Denis Sheeran will deliver the keynote at the upcoming REMAST Conference at 7 p.m. Tuesday in the South Dakota Art Museum.

Denis Sheeran
Denis Sheeran will deliver the keynote at the upcoming REMAST Conference at 7 p.m. Tuesday in the South Dakota Art Museum.

As a result of writing “Instant Relevance: Using Today's Experiences to Teach Tomorrow's Lessons,” Denis Sheeran’s life has changed quite a bit in the last 12 months.

Sheeran had recently become the supervisor of mathematics in Chatham, New Jersey, after teaching high school mathematics for 13 years and noticed a change in the classroom.

“When I went from classroom to classroom, I saw that students didn’t need someone to explain something thoroughly; they needed someone to inspire and engage them,” said Sheeran, who taught in Illinois. “I started thinking ‘did I do that, too?’ Working with other teachers to plan lessons allowed me to provide insights, to talk about how to give students a relevant learning experience rather than just giving them information.

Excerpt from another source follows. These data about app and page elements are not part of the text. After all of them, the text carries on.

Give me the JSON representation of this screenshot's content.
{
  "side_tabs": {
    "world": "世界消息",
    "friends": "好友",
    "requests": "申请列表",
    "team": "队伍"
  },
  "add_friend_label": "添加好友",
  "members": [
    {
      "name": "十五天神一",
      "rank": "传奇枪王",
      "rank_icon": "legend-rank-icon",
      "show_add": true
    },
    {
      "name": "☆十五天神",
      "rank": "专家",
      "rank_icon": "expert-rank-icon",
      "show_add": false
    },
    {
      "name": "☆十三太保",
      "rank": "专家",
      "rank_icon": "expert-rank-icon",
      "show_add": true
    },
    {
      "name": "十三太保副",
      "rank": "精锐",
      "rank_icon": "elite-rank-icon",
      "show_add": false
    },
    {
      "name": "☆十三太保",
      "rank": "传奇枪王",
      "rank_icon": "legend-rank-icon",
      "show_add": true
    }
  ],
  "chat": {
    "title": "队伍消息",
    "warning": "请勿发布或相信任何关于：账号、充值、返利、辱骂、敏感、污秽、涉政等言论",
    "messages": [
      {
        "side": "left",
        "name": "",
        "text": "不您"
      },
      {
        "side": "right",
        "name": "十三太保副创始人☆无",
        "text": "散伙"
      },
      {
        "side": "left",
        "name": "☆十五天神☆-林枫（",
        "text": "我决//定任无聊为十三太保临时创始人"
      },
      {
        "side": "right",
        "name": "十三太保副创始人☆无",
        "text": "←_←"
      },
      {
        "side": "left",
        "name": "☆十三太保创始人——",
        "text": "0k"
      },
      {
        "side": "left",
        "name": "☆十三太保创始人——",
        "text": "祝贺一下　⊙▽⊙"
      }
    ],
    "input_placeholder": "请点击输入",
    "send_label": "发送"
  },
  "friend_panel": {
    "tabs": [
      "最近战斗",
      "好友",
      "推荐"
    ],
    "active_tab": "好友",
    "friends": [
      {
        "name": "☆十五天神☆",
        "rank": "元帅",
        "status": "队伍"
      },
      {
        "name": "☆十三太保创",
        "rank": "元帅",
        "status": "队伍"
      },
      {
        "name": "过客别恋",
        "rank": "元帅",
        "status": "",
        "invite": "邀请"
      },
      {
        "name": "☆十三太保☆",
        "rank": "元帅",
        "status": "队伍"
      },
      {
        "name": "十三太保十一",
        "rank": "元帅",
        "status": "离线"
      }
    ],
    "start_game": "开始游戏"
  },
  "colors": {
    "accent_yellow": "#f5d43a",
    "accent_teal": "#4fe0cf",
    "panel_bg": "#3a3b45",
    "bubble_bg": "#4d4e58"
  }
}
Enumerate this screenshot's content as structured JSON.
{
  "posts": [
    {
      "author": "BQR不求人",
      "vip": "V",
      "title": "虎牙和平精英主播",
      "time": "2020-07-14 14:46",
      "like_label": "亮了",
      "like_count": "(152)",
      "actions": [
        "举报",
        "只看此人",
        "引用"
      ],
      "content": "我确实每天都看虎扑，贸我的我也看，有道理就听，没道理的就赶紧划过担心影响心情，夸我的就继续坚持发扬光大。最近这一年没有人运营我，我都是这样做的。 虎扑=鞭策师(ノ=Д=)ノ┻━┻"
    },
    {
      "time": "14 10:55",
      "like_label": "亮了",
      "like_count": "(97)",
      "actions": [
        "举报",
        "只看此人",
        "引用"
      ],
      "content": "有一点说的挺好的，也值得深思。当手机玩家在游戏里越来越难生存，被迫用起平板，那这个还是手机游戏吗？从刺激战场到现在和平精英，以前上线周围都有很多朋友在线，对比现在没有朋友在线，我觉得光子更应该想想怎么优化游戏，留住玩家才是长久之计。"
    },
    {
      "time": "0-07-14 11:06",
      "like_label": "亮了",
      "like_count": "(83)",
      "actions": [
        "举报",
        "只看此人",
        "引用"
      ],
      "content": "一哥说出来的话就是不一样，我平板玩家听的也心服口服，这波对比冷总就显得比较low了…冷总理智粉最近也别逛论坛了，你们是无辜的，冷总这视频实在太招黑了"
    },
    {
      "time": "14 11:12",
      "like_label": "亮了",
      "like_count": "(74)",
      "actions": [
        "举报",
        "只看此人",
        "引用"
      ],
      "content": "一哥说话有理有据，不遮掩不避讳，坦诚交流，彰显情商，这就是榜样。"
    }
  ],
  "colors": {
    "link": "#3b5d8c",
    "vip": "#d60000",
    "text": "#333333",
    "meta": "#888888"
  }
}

“For the most part, I was a high school math teacher and track coach and thought I’d be that for my career,” Sheeran continued. “However, this opportunity arose from a conversation with another author and Dave Burgess (author of “Teach Like a Pirate”). Shortly after writing the book, I quickly received a lot of positive responses from people asking me to come share that message and work with other math teachers to get them to think like I did. And now less than a year since publishing the book, I’m traveling to South Dakota for the first time in my life.”

Sheeran will deliver a keynote address at 7 p.m. Tuesday at the South Dakota Art Museum’s room 100. The public is invited to the free talk. Sheeran will also participate in the annual REMAST Conference in the Architecture, Mathematics and Engineering Building on the South Dakota State University campus Tuesday and Wednesday. Burgess was the conference’s keynote speaker in 2014.

“Denis has taken a different approach to teaching and seen immediate results,” said Sharon Vestal, SDSU associate professor of mathematics. “Other speakers, such as Dave Burgess and Matt Miller, have inspired our conference attendees to make proactive changes in their classroom and I anticipate Denis to continue that tradition. His book provides a lot of examples on how to increase relevant topics in the classroom and how students learn and are engaged as a result.”

Sheeran’s keynote address will focus on how to engage students, something he noticed when his role switched from teaching to supervising.

“I saw kids shutting down because they were too interested in something else that was going on, whether that’d be a new gadget or a new skill, such as bottle flipping,” Sheeran said. “I told our staff that we need to find our teaching content from those areas. By engaging students where they are and harnessing the momentum of their passions and interests, the classroom becomes so much more than a place where information is deposited from teacher to student. It transforms into a space where there's a true desire to learn.

“Kids can get information from the internet and can learn without having a teacher in the classroom,” he continued. “Part of the message I give to teachers, parents, students and community members is to have them really look at and become aware of what is going on around you. And instead of casting that aside, determine why you liked it, why was it interesting to you and where did you see something like that before?”

Sheeran said the bottle-flipping fad allowed him to have teachers show how the act is a mathematics problem or science experiment, not just a distraction.

“With the right toss height and right amount of water in the bottle, you can show that the bottle will always land correctly,” Sheeran said. “It gave the students the ability to answer the problem while providing an opportunity to control their desire and engage them in real learning. It doesn’t matter if it’s out of sequence to teach probability because it’s an opportunity to teach what’s important to the kids now; make it happen now in class … don’t take a year to plan a set of lessons around it.”

Following the REMAST Conference, South Dakota State will host a math teacher workshop June 19-23 in the Architecture, Mathematics and Engineering Building. The workshop’s focus will be on implementing productive mathematical discourse in the classroom. South Dakota school districts and schools attending include: Aberdeen, Chamberlain, Dell Rapids, Douglas, Leola, Marty Indian School, Montrose, Parkston, Pierre, Pierre Indian Learning Center, Rapid City, Sioux Falls, Sioux Falls Catholic Schools, Sisseton and Yankton. For more information, contact Vestal at 605-688-6225 or sharon.vestal@sdstate.edu.